**** WARNING *****
Not for the faint of heart. Decapitated snake picture ahead.
Friday the kids and I made a trip to the library. When we got home I began to carry our things in the house when I saw "it". The snake that got away. I'm sure in Griffin's mind it will continue to get bigger. This will serve as proof to his children and grandchildren that he wasn't bitten by a deadly pit viper (kind of like the story about walking to school uphill both ways in the snow).
It was stretched out in front of the door going into the house from the garage. It was a little longer than the door is wide but not as wide as the 4 foot sections of plywood on the garage walls. I screamed at the kids to get back in the van. I got a hoe. I called my husband. He gave advice. I hung up the phone. I looked at the snake. He was still pretty much stretched out. He raised his head up off the ground. I'm sure I screamed. If I didn't, I thought about it. I swung the hoe. . . . .
Now Mr. Snake was really mad. He coiled up and was lifting his head much higher. He was darting his tongue and hissing. I began to shake. I called my husband. I begged him to come home. He said he would. Did I mention we live about 25 minutes from his lot? Twenty-five minutes is a long time when you are 4 feet from a snake. I watched him. I let the children who were begging for a potty break get out of the van on the driver's side (the snake was at the front passenger's side). They went around the entire house and entered through the back door.
I waited.

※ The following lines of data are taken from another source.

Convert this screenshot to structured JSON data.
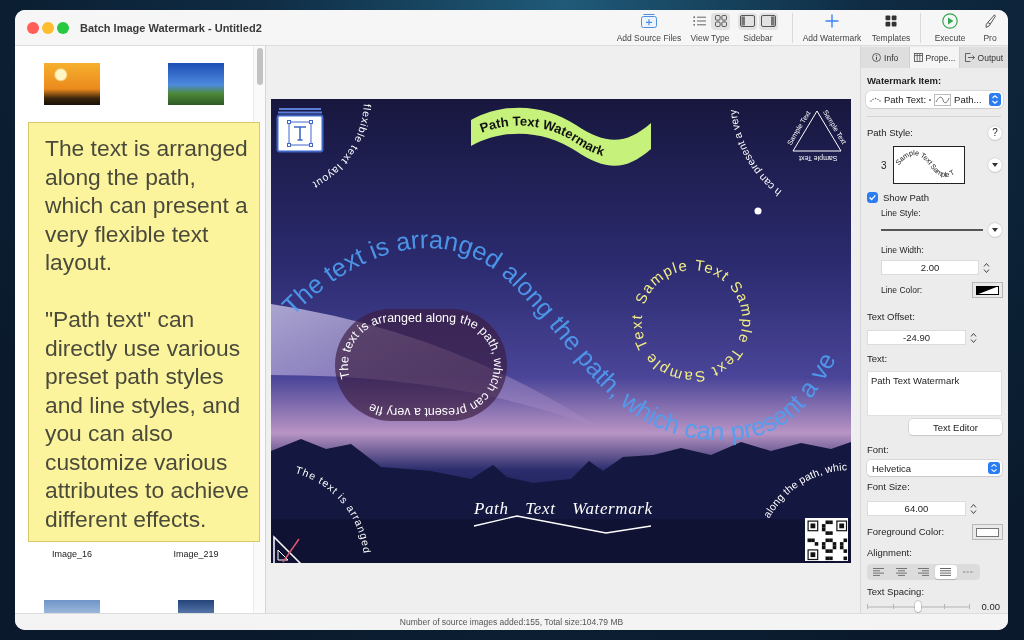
{
  "window": {
    "title": "Batch Image Watermark - Untitled2"
  },
  "toolbar": {
    "groups": [
      [
        {
          "kind": "button",
          "label": "Add Source Files"
        },
        {
          "kind": "segmented",
          "label": "View Type",
          "segments": [
            {
              "selected": false
            },
            {
              "selected": true
            }
          ]
        },
        {
          "kind": "segmented",
          "label": "Sidebar",
          "segments": [
            {
              "selected": true
            },
            {
              "selected": true
            }
          ]
        }
      ],
      [
        {
          "kind": "button",
          "label": "Add Watermark"
        },
        {
          "kind": "button",
          "label": "Templates"
        }
      ],
      [
        {
          "kind": "button",
          "label": "Execute"
        },
        {
          "kind": "button",
          "label": "Pro"
        }
      ]
    ]
  },
  "file_grid": {
    "cells": [
      {
        "kind": "thumbnail"
      },
      {
        "kind": "thumbnail"
      },
      {
        "kind": "caption",
        "label": "Image_16"
      },
      {
        "kind": "caption",
        "label": "Image_219"
      },
      {
        "kind": "thumbnail"
      },
      {
        "kind": "thumbnail"
      }
    ]
  },
  "tooltip": {
    "paragraphs": [
      "The text is arranged along the path, which can present a very flexible text layout.",
      "\"Path text\" can directly use various preset path styles and line styles, and you can also customize various attributes to achieve different effects."
    ]
  },
  "canvas": {
    "watermarks": [
      {
        "kind": "banner",
        "text": "Path Text Watermark"
      },
      {
        "kind": "wave",
        "text": "The text is arranged along the path, which can present a ve"
      },
      {
        "kind": "capsule",
        "text": "The text is arranged along the path, which can present a very fle"
      },
      {
        "kind": "ring",
        "text": "Sample Text Sample Text Sample Text"
      },
      {
        "kind": "border",
        "texts": [
          "The text is arranged",
          "along the path, whic",
          "h can present a very",
          "flexible text layout"
        ]
      },
      {
        "kind": "triangle",
        "texts": [
          "Sample Text",
          "Sample Text",
          "Sample Text"
        ]
      },
      {
        "kind": "script",
        "text": "Path Text Watermark"
      }
    ]
  },
  "inspector": {
    "tabs": [
      {
        "label": "Info",
        "selected": false
      },
      {
        "label": "Prope...",
        "selected": true
      },
      {
        "label": "Output",
        "selected": false
      }
    ],
    "watermark_item": {
      "label": "Watermark Item:",
      "type": "Path Text:",
      "value": "Path..."
    },
    "path_style": {
      "label": "Path Style:",
      "help": "?",
      "number": "3",
      "preview": "Sample Text Sample T"
    },
    "show_path": {
      "label": "Show Path",
      "checked": true
    },
    "line_style": {
      "label": "Line Style:"
    },
    "line_width": {
      "label": "Line Width:",
      "value": "2.00"
    },
    "line_color": {
      "label": "Line Color:"
    },
    "text_offset": {
      "label": "Text Offset:",
      "value": "-24.90"
    },
    "text": {
      "label": "Text:",
      "value": "Path Text Watermark"
    },
    "text_editor": {
      "label": "Text Editor"
    },
    "font": {
      "label": "Font:",
      "value": "Helvetica"
    },
    "font_size": {
      "label": "Font Size:",
      "value": "64.00"
    },
    "foreground_color": {
      "label": "Foreground Color:"
    },
    "alignment": {
      "label": "Alignment:",
      "options": [
        {
          "selected": false
        },
        {
          "selected": false
        },
        {
          "selected": false
        },
        {
          "selected": true
        },
        {
          "selected": false
        }
      ]
    },
    "text_spacing": {
      "label": "Text Spacing:",
      "level": 0.5,
      "reading": "0.00"
    }
  },
  "status_bar": {
    "text": "Number of source images added:155, Total size:104.79 MB"
  }
}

I waited. I shook all over. I waited. I called. I waited. I shook some more. I called again. I waited.
Kent arrived. I really don't think I've been much happier to see him, ever! One of my lovely children (I'm guessing of the male variety) had pushed a furniture dolly up by the door. The snake was partly on the dolly between it and the wall. Which is part of the reason I missed. I had to raise the hoe up high enough to get between the dolly and the wall. And you know I was going no closer than absolutely necessary. I was holding the very end of the hoe. When he coiled I was afraid I wouldn't be able to get a clean blow just behind the head and then I would have a really angry snake.
Kent carefully slid the dolly out from under the snake. Then he used the dolly to hold it down. It took a few attempts to get a clean cut but the snake was finally headless!!!!!!!!!!!!!!!!
Now - can I ignore the fact that Madisyn says she saw another the next day!
Hi Stacy. You know that's a harmless snake? They have tiny peg like teeth and absolutely no venom or way of harming someone....not even a child. Please maybe take some time while homeschooling your children to teach them about snakes and about how beneficial they are. People have an irrational fear of these animals and it's inexcusable. Research the snakes in your area. Find out which ones are venomous. If you find it necessary to kill a venomous snake for the safety of your children then so be it, but please find it in you to not kill harmless animals, no matter how frightened you are of them. That snake was simply protecting itself. Just thought I'd say something. I grew up in the south and have witnessed this numerous times and the snakes have always been non-venomous. Venomous snakes are VERY easy to distinguish with some basic knowledge. Thanks!ReplyDelete
Yes, we realized it's a non-venomous snake. I mentioned that in the post about my son being bit. That said, a bite is a bite. Venom is not the only concern with a bite of any kind. Therefore, I do not believe it was harmless. Snakes in my children's play area will be killed. Just like we would remove a wasp nest or dog that nipped at them. If I happen upon a snake in the woods, I'll leave it be. If it bites my small child and strikes at me, it's a goner. The same year we also had the same type snake get in our home. We actually tried to remove it but it preferred to strike rather than exit the open door. If either one had simply slithered away, it would have lived another day.Delete
As far as learning what is venomous and not, we did have such a discussion. We found pictures of snakes in our area and talked about which ones were a danger and which were non-venomous.In fact, according to our state's wildlife officials it is extremely difficult to tell the difference between the yellow bellied water snake and a water mocassin (venomous). One of the major differences is that the water snake is supposed to be non-agressive. The other differences are much more subtle. I believe we'll have to disagree that non-venomous equals harmless.